%%

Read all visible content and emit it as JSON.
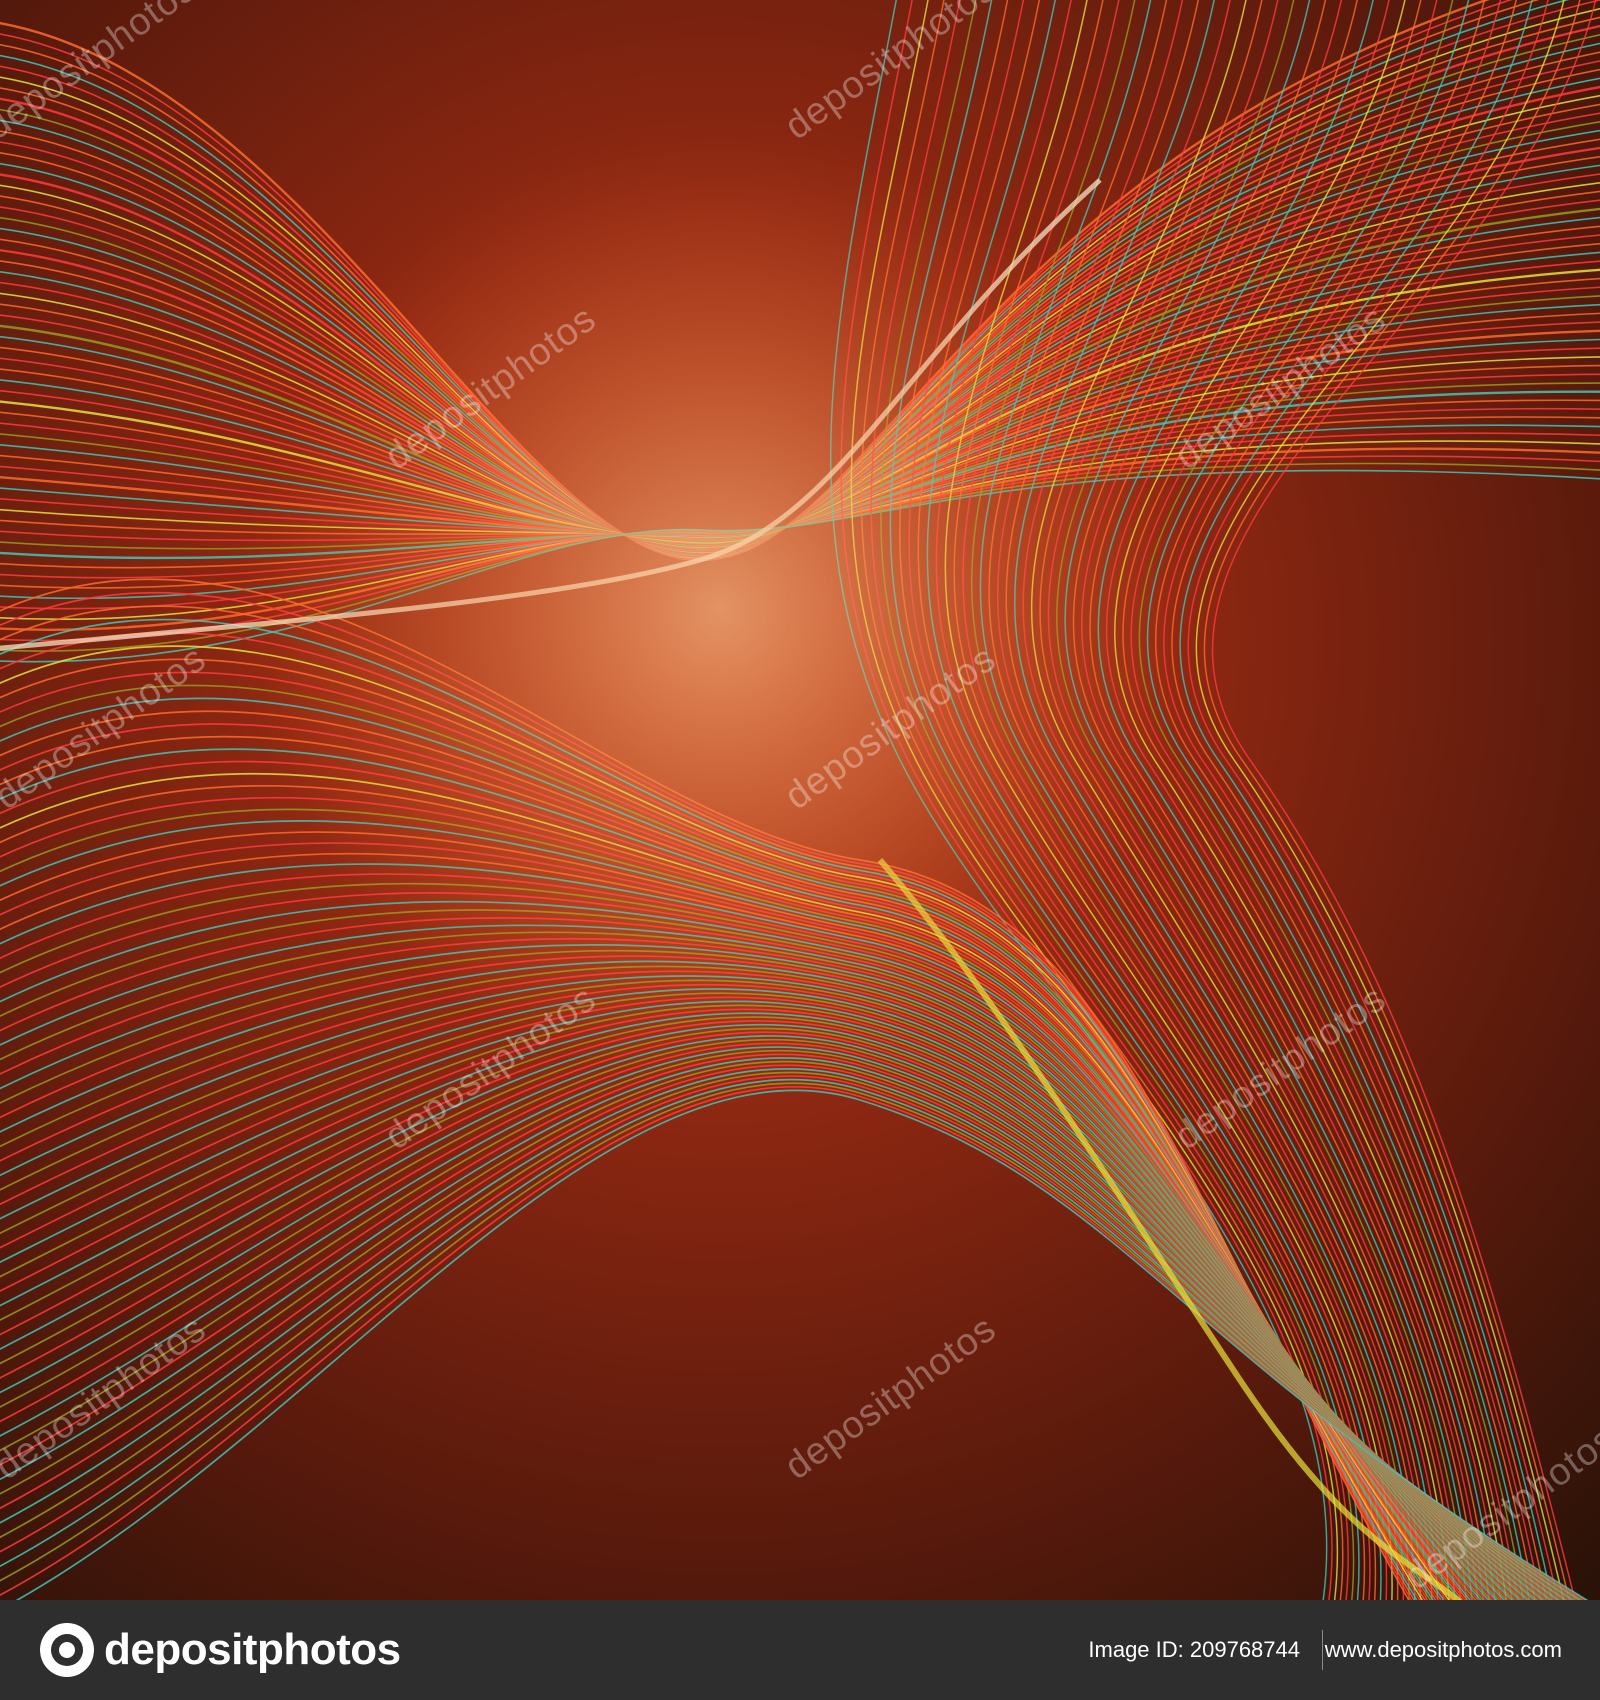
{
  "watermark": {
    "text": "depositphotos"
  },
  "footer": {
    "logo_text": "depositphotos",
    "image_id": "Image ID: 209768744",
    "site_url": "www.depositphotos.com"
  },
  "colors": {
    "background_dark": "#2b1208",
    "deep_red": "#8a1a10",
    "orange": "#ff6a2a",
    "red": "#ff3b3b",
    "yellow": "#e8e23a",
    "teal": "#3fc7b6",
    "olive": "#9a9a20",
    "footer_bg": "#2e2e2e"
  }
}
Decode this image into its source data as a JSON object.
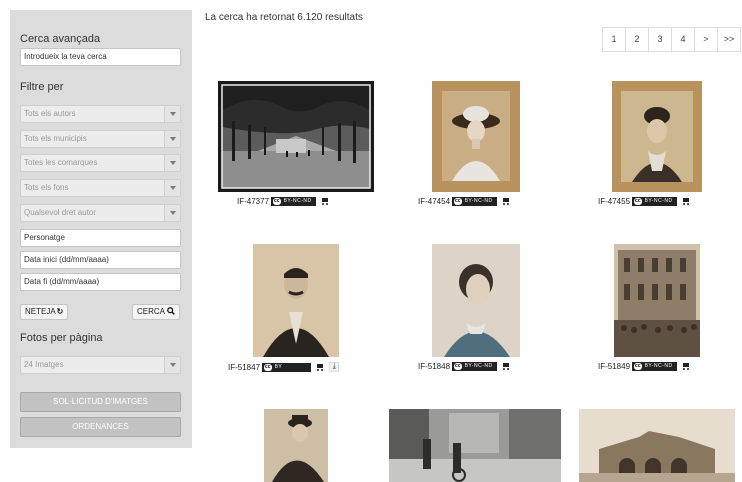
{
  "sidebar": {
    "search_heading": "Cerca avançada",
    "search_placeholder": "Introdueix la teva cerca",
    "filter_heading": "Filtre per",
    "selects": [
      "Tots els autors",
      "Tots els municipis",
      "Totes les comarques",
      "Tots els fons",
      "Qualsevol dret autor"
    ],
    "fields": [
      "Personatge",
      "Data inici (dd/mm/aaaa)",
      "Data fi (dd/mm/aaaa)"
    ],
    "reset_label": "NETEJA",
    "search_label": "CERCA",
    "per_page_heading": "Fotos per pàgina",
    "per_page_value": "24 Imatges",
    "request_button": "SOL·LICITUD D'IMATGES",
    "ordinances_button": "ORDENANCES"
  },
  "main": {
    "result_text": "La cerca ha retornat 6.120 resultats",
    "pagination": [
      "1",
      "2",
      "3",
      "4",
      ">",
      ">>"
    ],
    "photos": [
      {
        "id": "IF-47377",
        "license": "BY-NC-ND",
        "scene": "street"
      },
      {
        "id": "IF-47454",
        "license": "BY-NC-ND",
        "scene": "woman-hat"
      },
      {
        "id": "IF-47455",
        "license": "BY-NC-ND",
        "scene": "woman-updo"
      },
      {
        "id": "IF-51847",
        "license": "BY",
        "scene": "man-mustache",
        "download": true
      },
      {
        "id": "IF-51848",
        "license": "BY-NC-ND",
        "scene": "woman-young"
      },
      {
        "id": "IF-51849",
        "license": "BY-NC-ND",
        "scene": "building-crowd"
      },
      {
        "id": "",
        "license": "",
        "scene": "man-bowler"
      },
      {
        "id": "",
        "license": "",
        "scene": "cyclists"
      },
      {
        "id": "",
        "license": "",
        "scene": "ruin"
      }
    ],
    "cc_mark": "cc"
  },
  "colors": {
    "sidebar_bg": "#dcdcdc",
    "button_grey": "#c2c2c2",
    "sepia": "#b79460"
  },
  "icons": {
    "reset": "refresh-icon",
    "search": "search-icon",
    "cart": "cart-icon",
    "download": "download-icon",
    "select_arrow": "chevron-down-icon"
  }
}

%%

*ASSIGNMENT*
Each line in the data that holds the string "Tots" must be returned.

*RESULT OF THIS TASK*
      "Tots els autors",
      "Tots els municipis",
      "Tots els fons",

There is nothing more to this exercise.